Task description
Copy all lines holding the word "this" from the entries.

Entries shown
• • • • • • •
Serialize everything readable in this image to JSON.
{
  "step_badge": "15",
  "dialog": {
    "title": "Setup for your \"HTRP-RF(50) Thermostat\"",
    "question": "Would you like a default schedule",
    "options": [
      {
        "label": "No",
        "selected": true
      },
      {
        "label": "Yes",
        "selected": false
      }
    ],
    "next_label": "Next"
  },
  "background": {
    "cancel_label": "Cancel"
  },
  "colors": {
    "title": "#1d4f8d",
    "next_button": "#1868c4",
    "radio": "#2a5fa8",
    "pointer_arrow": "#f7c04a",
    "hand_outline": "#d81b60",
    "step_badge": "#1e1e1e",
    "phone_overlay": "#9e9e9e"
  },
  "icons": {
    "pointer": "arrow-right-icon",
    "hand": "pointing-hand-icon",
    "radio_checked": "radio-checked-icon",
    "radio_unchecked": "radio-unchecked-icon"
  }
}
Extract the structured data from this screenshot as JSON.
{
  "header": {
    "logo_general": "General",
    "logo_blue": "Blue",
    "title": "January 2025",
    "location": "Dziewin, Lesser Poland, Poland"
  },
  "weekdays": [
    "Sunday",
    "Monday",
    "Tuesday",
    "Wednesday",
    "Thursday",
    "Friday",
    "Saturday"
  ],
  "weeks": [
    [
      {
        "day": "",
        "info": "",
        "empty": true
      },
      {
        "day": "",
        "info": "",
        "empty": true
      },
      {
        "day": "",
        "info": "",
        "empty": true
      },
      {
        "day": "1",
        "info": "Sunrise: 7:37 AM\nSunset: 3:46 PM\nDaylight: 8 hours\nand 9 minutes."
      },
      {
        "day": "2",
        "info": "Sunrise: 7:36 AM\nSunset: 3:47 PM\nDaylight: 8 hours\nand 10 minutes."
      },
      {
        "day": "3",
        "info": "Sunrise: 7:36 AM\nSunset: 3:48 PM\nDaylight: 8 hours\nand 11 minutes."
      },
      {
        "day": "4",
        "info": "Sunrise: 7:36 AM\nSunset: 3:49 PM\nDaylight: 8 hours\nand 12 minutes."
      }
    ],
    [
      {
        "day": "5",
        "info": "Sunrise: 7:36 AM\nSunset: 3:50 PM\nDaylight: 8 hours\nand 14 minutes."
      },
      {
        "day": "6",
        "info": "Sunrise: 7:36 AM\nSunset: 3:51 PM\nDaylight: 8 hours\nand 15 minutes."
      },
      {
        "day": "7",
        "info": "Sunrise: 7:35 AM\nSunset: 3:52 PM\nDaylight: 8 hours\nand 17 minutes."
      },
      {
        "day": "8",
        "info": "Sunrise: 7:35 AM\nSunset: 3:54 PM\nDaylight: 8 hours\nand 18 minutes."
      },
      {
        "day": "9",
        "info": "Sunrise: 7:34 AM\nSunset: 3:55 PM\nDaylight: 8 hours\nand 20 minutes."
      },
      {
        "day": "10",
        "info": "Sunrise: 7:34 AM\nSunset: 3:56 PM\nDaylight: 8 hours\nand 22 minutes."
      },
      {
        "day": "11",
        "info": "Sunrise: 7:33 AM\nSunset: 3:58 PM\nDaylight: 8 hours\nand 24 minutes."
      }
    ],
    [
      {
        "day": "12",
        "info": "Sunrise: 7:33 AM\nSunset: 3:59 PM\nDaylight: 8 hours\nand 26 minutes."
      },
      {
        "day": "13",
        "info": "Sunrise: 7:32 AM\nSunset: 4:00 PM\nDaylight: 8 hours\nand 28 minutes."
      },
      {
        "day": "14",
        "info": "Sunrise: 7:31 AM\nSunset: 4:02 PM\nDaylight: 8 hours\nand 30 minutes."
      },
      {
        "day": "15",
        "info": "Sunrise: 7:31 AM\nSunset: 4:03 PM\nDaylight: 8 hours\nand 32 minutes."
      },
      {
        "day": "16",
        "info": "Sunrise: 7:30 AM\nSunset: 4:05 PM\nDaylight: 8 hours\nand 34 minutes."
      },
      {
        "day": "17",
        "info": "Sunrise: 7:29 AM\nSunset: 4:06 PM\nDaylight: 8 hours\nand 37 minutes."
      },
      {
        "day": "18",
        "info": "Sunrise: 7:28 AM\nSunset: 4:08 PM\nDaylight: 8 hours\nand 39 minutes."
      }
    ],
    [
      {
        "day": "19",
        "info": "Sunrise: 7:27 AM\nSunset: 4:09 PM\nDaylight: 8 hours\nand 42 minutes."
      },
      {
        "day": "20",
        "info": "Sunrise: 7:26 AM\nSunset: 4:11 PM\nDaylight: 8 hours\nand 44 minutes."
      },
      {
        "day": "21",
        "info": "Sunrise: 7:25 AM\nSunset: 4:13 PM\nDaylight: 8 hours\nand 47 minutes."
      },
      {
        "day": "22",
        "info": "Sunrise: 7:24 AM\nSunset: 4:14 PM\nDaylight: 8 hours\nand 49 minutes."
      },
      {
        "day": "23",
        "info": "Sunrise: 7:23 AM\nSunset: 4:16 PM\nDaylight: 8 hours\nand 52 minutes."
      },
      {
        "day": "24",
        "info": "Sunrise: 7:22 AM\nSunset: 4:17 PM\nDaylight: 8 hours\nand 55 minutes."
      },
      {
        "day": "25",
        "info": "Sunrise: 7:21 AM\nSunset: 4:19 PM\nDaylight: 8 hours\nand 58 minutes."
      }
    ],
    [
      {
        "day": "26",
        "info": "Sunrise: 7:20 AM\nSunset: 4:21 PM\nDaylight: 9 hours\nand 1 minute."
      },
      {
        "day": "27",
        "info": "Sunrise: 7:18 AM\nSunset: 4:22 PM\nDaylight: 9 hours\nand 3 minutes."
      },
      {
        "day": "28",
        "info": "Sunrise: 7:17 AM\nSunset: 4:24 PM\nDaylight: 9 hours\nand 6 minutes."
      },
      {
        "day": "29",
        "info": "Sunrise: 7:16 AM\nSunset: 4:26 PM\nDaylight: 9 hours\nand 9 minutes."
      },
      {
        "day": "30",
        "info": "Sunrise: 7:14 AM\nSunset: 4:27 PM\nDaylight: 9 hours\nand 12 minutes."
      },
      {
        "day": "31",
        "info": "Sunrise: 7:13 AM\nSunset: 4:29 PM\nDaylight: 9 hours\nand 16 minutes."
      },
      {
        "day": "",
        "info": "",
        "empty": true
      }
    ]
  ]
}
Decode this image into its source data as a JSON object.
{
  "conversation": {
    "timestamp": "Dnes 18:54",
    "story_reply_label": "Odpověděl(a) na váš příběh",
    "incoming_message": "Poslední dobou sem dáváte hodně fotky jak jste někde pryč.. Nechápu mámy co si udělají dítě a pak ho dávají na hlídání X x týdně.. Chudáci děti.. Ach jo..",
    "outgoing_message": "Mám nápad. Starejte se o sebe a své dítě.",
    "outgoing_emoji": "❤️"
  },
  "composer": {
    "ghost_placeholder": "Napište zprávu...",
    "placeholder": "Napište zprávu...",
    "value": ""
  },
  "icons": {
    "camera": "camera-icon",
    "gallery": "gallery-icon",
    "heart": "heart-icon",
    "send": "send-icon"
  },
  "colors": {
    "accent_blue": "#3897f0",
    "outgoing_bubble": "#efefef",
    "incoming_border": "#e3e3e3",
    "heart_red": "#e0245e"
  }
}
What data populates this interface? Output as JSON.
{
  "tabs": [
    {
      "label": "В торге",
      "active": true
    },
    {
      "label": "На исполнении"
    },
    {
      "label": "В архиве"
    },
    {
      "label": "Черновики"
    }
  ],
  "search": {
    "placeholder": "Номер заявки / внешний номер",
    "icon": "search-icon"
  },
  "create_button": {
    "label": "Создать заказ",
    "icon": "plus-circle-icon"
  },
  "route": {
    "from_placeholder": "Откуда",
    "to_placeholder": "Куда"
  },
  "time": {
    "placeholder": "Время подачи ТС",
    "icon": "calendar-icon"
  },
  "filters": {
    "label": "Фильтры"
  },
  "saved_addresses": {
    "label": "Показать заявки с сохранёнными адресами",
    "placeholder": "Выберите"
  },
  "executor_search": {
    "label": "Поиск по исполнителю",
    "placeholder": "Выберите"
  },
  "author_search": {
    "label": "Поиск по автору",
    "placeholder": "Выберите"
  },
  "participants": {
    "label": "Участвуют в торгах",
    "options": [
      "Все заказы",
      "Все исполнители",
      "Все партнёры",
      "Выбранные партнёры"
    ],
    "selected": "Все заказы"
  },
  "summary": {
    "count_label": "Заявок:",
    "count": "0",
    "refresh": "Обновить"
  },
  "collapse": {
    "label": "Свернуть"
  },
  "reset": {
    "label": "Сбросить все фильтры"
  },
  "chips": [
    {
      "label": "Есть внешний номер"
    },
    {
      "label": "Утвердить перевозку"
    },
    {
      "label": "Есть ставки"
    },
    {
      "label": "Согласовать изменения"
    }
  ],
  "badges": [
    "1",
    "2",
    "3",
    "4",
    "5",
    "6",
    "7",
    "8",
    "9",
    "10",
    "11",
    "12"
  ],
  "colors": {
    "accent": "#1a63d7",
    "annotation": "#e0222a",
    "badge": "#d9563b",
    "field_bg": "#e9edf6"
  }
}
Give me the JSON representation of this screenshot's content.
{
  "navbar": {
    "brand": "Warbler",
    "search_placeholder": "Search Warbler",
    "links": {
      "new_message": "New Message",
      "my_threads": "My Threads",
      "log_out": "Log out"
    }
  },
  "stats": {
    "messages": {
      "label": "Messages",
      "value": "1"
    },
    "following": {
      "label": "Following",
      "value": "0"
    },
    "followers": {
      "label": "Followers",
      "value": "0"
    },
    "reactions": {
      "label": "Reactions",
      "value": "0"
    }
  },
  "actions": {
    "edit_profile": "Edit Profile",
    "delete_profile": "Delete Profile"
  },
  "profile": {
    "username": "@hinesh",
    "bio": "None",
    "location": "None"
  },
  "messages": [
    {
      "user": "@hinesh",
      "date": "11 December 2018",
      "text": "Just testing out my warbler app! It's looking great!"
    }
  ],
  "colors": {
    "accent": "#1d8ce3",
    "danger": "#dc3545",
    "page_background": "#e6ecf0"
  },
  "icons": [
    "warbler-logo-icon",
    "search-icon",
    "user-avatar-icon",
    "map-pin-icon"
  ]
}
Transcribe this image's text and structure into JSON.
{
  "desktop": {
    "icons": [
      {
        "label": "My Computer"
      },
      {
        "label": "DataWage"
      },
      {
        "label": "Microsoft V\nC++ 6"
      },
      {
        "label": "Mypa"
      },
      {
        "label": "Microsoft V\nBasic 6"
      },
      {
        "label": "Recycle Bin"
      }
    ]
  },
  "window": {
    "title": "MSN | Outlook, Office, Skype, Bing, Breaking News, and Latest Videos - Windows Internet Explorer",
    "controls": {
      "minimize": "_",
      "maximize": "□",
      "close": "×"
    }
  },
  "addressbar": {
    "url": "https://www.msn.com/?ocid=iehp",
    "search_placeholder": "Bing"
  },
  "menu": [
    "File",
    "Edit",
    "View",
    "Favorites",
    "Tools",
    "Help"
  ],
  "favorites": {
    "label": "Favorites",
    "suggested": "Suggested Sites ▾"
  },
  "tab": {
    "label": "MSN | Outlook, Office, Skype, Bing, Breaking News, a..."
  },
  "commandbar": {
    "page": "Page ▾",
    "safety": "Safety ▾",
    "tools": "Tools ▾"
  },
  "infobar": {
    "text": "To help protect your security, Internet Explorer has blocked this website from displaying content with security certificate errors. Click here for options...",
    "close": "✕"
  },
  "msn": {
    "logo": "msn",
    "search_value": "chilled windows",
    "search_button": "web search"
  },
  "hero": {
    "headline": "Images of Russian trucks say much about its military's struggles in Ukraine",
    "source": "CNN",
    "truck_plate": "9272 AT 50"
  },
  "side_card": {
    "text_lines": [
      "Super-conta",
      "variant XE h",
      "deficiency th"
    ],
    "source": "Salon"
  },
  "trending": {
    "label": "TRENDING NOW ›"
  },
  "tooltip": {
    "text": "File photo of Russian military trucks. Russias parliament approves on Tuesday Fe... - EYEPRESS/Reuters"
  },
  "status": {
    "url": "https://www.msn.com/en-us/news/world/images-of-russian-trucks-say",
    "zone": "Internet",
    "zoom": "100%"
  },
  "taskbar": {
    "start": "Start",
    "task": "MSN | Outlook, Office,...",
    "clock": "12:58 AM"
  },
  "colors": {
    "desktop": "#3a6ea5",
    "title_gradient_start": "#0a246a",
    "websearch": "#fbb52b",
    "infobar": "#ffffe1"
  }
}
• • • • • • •
Result
Serialize everything readable in this image to JSON.
Extract the structured data from this screenshot as JSON.
Decode this image into its source data as a JSON object.
What data populates this interface? Output as JSON.
Give me the JSON representation of this screenshot's content.
Transcribe this image's text and structure into JSON.
    "text": "To help protect your security, Internet Explorer has blocked this website from displaying content with security certificate errors. Click here for options...",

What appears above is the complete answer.